Where a line in the listing below contains the word "ODBC", copy that line.

==========

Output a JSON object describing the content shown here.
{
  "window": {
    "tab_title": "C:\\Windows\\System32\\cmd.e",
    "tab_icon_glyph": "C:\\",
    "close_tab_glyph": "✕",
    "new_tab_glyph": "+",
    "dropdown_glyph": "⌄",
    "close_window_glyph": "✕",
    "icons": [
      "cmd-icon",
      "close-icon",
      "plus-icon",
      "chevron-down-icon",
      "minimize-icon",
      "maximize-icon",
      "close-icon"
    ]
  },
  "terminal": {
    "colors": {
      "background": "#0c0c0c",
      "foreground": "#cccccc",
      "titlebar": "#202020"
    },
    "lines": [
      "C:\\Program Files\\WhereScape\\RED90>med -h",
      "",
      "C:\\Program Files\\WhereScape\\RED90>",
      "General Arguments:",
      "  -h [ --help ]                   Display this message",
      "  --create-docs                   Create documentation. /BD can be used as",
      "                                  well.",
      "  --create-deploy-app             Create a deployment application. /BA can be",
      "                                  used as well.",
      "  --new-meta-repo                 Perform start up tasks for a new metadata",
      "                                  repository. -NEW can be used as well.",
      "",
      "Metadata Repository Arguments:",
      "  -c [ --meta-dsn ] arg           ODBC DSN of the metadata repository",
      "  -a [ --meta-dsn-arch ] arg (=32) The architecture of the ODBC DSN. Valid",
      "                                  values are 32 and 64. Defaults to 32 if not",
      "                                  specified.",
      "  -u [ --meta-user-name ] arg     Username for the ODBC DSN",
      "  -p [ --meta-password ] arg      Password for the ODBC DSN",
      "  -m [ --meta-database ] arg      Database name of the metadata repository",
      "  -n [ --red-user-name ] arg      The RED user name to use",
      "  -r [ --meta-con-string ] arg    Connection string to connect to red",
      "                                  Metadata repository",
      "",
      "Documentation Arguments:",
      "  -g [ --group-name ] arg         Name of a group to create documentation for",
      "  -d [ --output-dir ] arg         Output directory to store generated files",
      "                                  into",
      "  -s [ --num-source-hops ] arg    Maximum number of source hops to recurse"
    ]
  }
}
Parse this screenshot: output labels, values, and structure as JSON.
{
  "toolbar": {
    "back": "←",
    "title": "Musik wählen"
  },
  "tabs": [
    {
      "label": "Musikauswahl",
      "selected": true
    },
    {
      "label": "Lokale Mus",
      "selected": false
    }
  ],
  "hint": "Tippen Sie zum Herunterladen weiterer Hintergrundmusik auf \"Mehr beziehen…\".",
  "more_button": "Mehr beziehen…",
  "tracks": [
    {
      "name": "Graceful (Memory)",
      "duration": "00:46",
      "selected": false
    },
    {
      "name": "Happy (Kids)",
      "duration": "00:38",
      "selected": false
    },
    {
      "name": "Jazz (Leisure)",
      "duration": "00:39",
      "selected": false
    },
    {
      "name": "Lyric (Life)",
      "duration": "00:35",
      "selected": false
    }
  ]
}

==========

» **Task response**
      "  -c [ --meta-dsn ] arg           ODBC DSN of the metadata repository",
      "  -a [ --meta-dsn-arch ] arg (=32) The architecture of the ODBC DSN. Valid",
      "  -u [ --meta-user-name ] arg     Username for the ODBC DSN",
      "  -p [ --meta-password ] arg      Password for the ODBC DSN",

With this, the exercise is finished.